"A lot of patients feel guilty because they're given the message that they should be grateful for the child they have," Dr. Simons says. "They are grateful, but that doesn't take away the longing for another child." "This desire is just as urgent, just as desperate and all-consuming as it was the first time around," says Anne Clements*, an East Rutherford, New Jersey, mother who easily conceived her 3-year-old daughter but has miscarried two subsequent pregnancies. "Sometimes I feel greedy for wanting another miracle so badly."
Some patients feel nothing but fury when others fail so utterly to understand the way they feel. "I am so sick of people telling me to be thankful for Samantha," says Valencia, California, mother Melinda Gruman, 27, of her daughter, now 2. "As if I'm not?"

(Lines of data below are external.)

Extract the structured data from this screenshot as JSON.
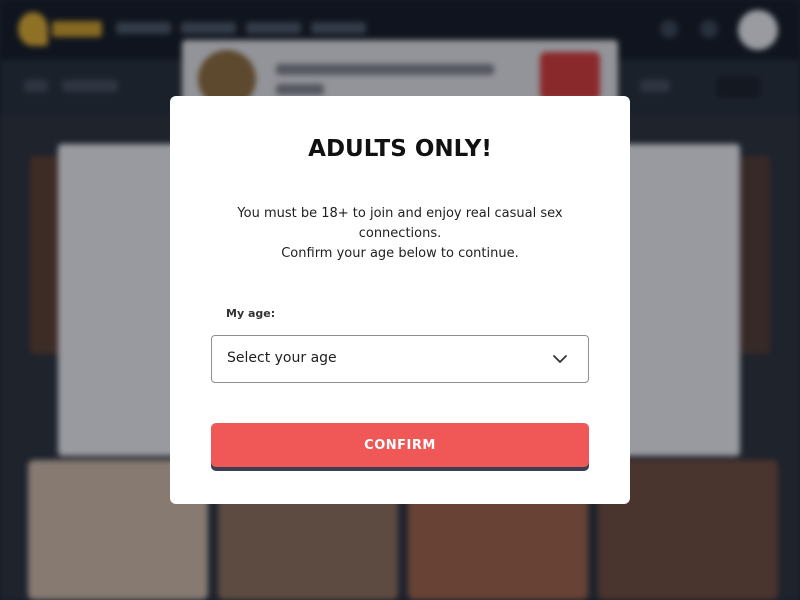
{
  "modal": {
    "title": "ADULTS ONLY!",
    "text_line1": "You must be 18+ to join and enjoy real casual sex",
    "text_line2": "connections.",
    "text_line3": "Confirm your age below to continue.",
    "age_label": "My age:",
    "age_select_value": "Select your age",
    "confirm_label": "CONFIRM"
  },
  "colors": {
    "confirm_button": "#f05858",
    "confirm_shadow": "#3a3f52",
    "modal_background": "#ffffff",
    "page_background": "#1d2430"
  },
  "icons": {
    "select_chevron": "chevron-down-icon"
  }
}
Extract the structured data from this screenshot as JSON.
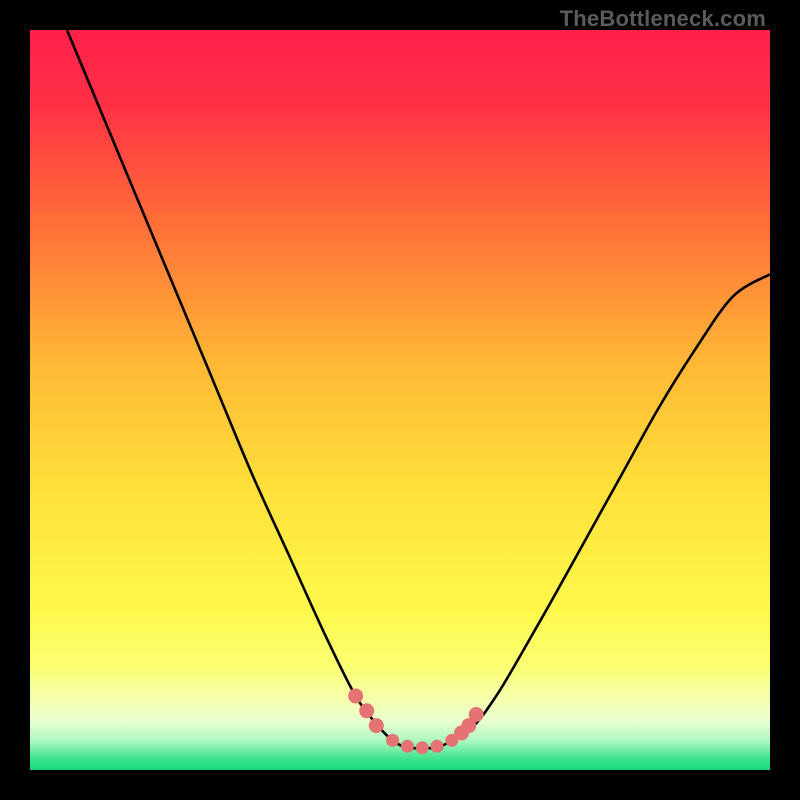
{
  "watermark": "TheBottleneck.com",
  "colors": {
    "frame": "#000000",
    "curve": "#000000",
    "marker": "#e57373",
    "gradient_stops": [
      {
        "offset": 0.0,
        "color": "#ff1f4b"
      },
      {
        "offset": 0.1,
        "color": "#ff3045"
      },
      {
        "offset": 0.25,
        "color": "#ff6a39"
      },
      {
        "offset": 0.45,
        "color": "#ffb836"
      },
      {
        "offset": 0.62,
        "color": "#ffe03a"
      },
      {
        "offset": 0.78,
        "color": "#fff84a"
      },
      {
        "offset": 0.86,
        "color": "#fbff72"
      },
      {
        "offset": 0.905,
        "color": "#f6ffae"
      },
      {
        "offset": 0.935,
        "color": "#e8ffd2"
      },
      {
        "offset": 0.96,
        "color": "#aef7c0"
      },
      {
        "offset": 0.985,
        "color": "#3de48e"
      },
      {
        "offset": 1.0,
        "color": "#15d87a"
      }
    ]
  },
  "chart_data": {
    "type": "line",
    "title": "",
    "xlabel": "",
    "ylabel": "",
    "xlim": [
      0,
      100
    ],
    "ylim": [
      0,
      100
    ],
    "series": [
      {
        "name": "bottleneck-curve",
        "x": [
          5,
          10,
          15,
          20,
          25,
          30,
          35,
          40,
          44,
          47,
          49,
          51,
          53,
          55,
          57,
          60,
          63,
          66,
          70,
          75,
          80,
          85,
          90,
          95,
          100
        ],
        "y": [
          100,
          88,
          76,
          64,
          52,
          40,
          29,
          18,
          10,
          6,
          4,
          3,
          3,
          3,
          4,
          6,
          10,
          15,
          22,
          31,
          40,
          49,
          57,
          64,
          67
        ]
      }
    ],
    "markers": {
      "name": "highlight-points",
      "x": [
        44.0,
        45.5,
        46.8,
        49.0,
        51.0,
        53.0,
        55.0,
        57.0,
        58.3,
        59.3,
        60.3
      ],
      "y": [
        10.0,
        8.0,
        6.0,
        4.0,
        3.2,
        3.0,
        3.2,
        4.0,
        5.0,
        6.0,
        7.5
      ]
    }
  }
}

Melissa Swanson, a Reno, Nevada, mother who prematurely delivered triplets, who did not survive, before successfully giving birth to daughter Amanda, now 5, says, "Of course I'm grateful to have one healthy child: I went through hell and buried three babies to get her. But does that fulfill me? No. I never imagined raising an only child." Being told to feel grateful, Swanson says, is also unfair. "No one says to a woman expecting No. 2, 'Gee, why are you pregnant again? Aren't you grateful for little Bobby?'"
Sometimes little Bobby himself innocently adds to the heartache. Two weeks after my second miscarriage, my 3-year-old son was with me in a store changing room; when I asked what he was saying to himself in front of the mirror, he answered, "I'm pretending I have brothers." Confused, he patted my shoulder over and over as I held him in that cold little cubicle and cried.
"One of the most poignant experiences for secondary-infertility patients is when their child begins to ask for siblings," Dr. Simons agrees. "They feel they're letting her down." Peggy Birck, of Bethpage, New York, says, "My daughter, Lauren, asks for a sister every day, and it breaks my heart. I know she would be a great big sister."
Existing children can also complicate treatment. Couples who are already parents may find it hard to justify the high costs, which often run into tens of thousands of dollars and are rarely covered by insurance.
There's also the issue of child care. "Infertility treatment is very demanding," Dr. Domar explains. "A lot of treatments require daily blood tests and ultrasounds, injections, and other procedures, and it's hard to do all that when you have a child."
Like primary infertility, the secondary variety can take a steep toll on a relationship. But according to Dr. Simons, couples suffering secondary infertility are more likely to be out of sync than childless couples (though most survive the stress). Tara Jenkins, whose infertility derives from both ovulatory problems on her part and low sperm count on her husband's, says, "It's a good thing he's so tolerant, because the drugs turn me into a real monster."
Many times, too, mothers want to pursue treatment, while fathers argue for settling for the family they've got. "These treatments can be very disruptive, and a lot of men want their happy family back more than they want to add to it," Dr. Simons says.
"My husband is having a harder time dealing with me than with the miscarriages," admits Anne Clements, voicing a common theme. "His biggest complaint is that I am obsessed."
Copyright © 2001 Margaret Renkl. Reprinted with permission from the February 2001 issue of Parents magazine.
All content here, including advice from doctors and other health professionals, should be considered as opinion only. Always seek the direct advice of your own doctor in connection with any questions or issues you may have regarding your own health or the health of others.